- Build an online game community
Creating your own online game community is time-consuming, but it will ultimately yield greater rewards, especially if you weave in advertising elements and native marketing. Remember, players are more likely to stay and play your game when they feel like they are a part of a community of people similar to them. You can start by creating a group on Discord for mobile control. Once your online gaming community gains traction, you can use it for game announcements and to engage your users to increase retention. Such communities also help with gathering feedback from users with the purpose of enhancing game mechanics. If you are new to the concept of gaming communities, you can start by being a part of third-party communities.
For example, Fluffy Fairy Games – the studio responsible for Idle Miner Tycoon – discovered that its most passionate players were on its Facebook page.
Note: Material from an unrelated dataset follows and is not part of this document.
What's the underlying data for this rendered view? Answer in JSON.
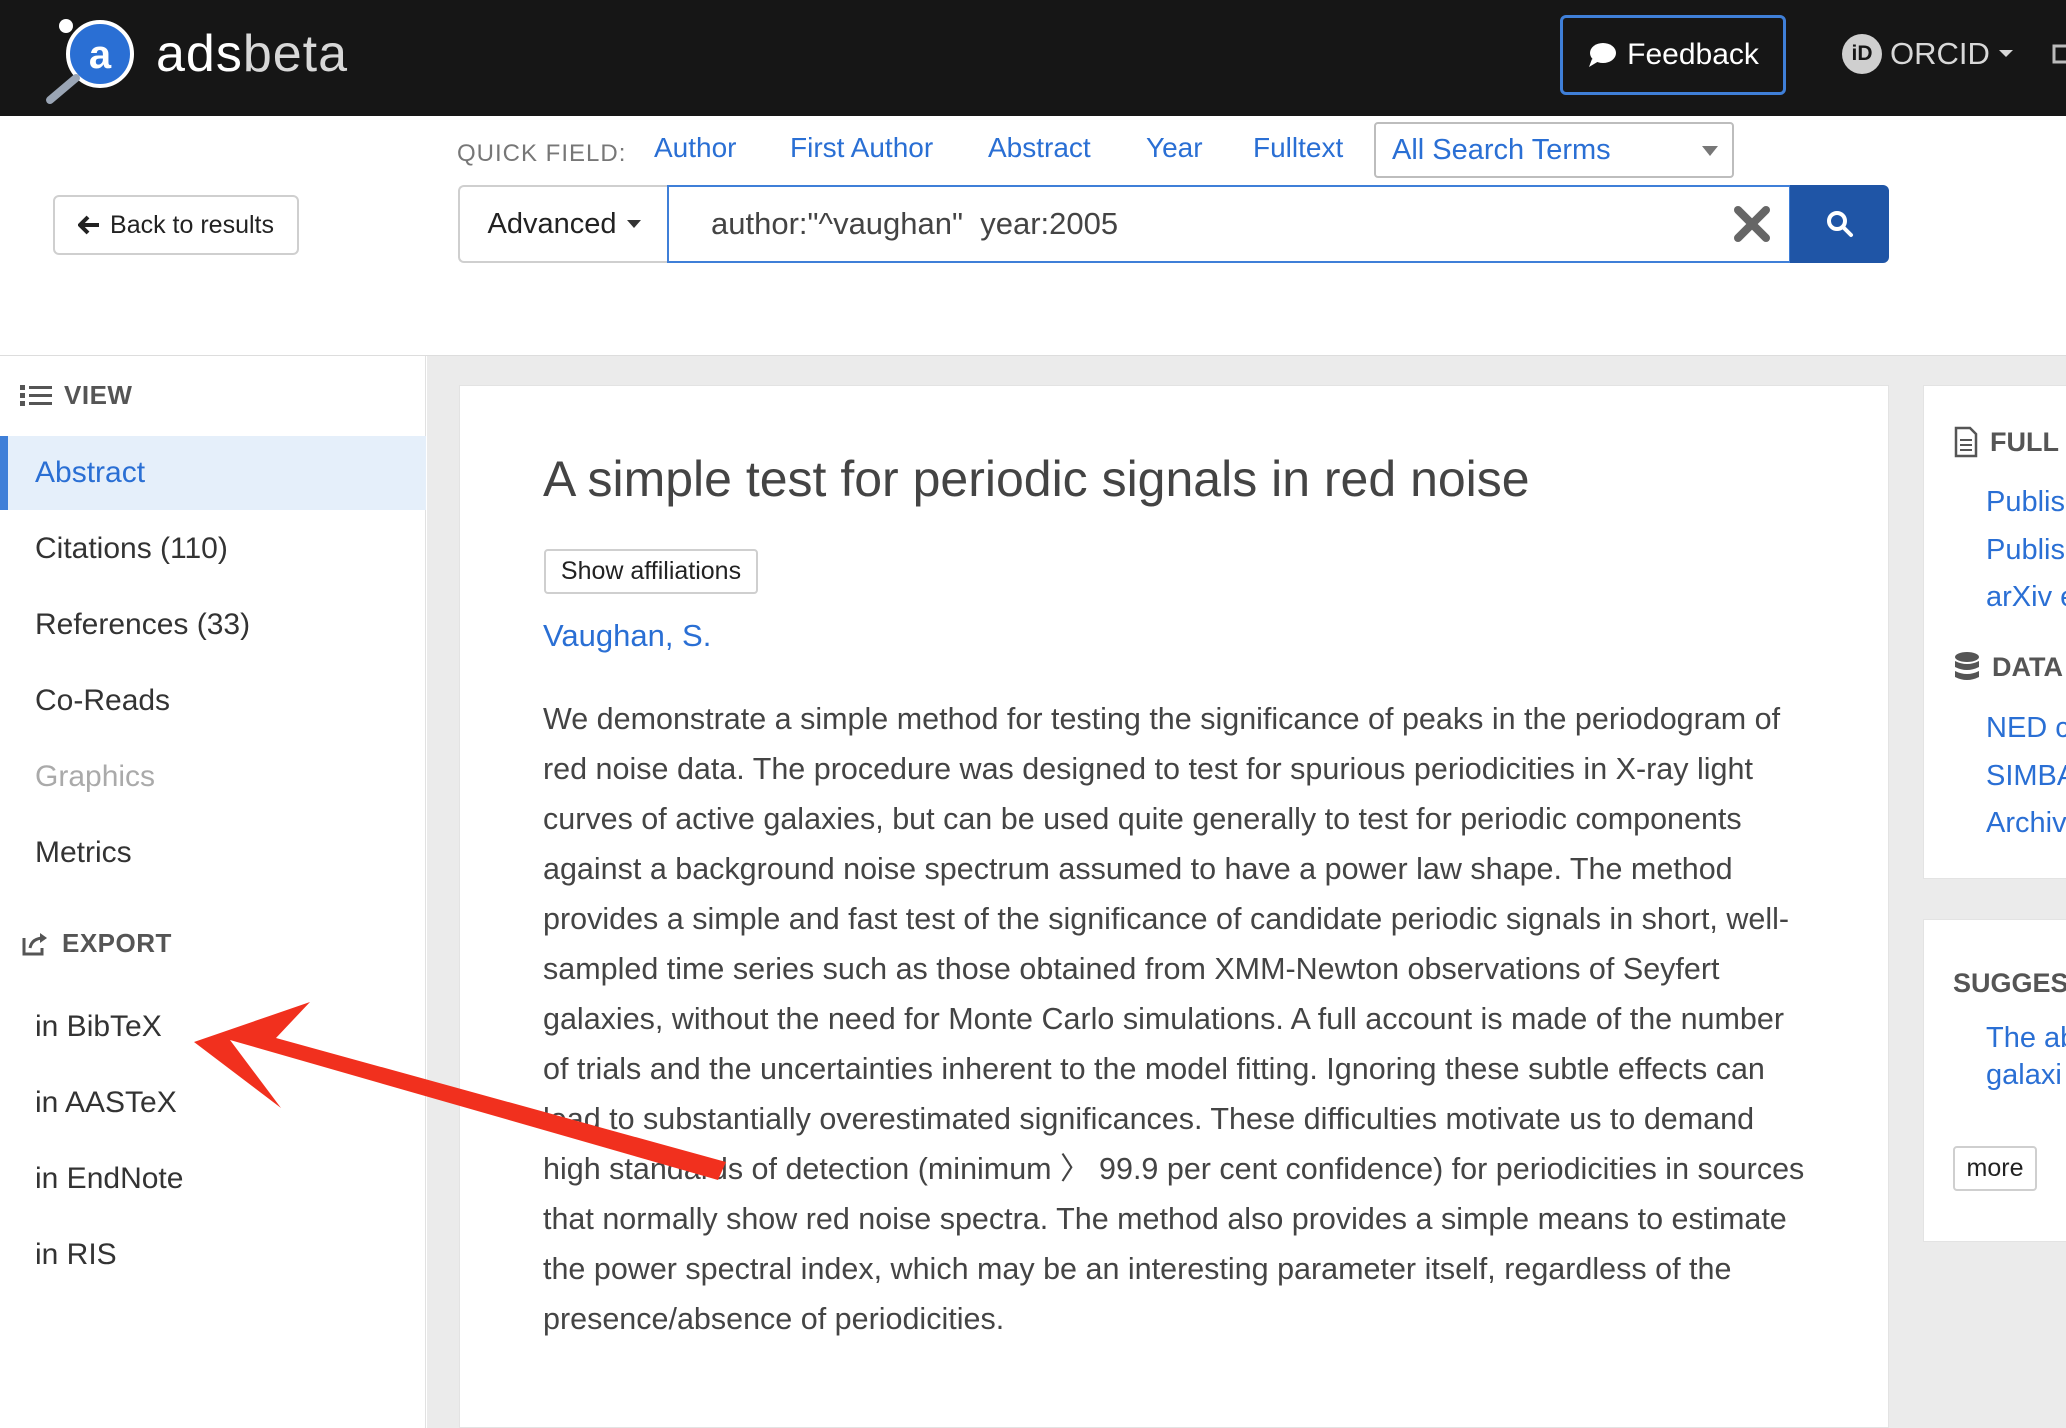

Due to this, Fluffy Fairy Games shifted its marketing efforts to maintaining and growing its Facebook community. They used this community to share upcoming content releases as well as highlight the personalities behind their game. Communities provide developers with relevant and valued feedback from the most passionate gamers who will advocate for your game.
Sure, the indie game market is teeming with developers looking to make a neat profit, but all game devs will agree that there’s no better feeling than finishing development and releasing your game for the first time. Learning something new takes time – and we aren’t just referring to creating a game, something that most developers are familiar with anyway. We are talking about the other aspects that follow once your game is ready - like marketing. Truth is, the fate of your game depends on how well you are able to market it. The path leading up to the release is long and full of complications. But in the end, you will have a game you can proudly call your own!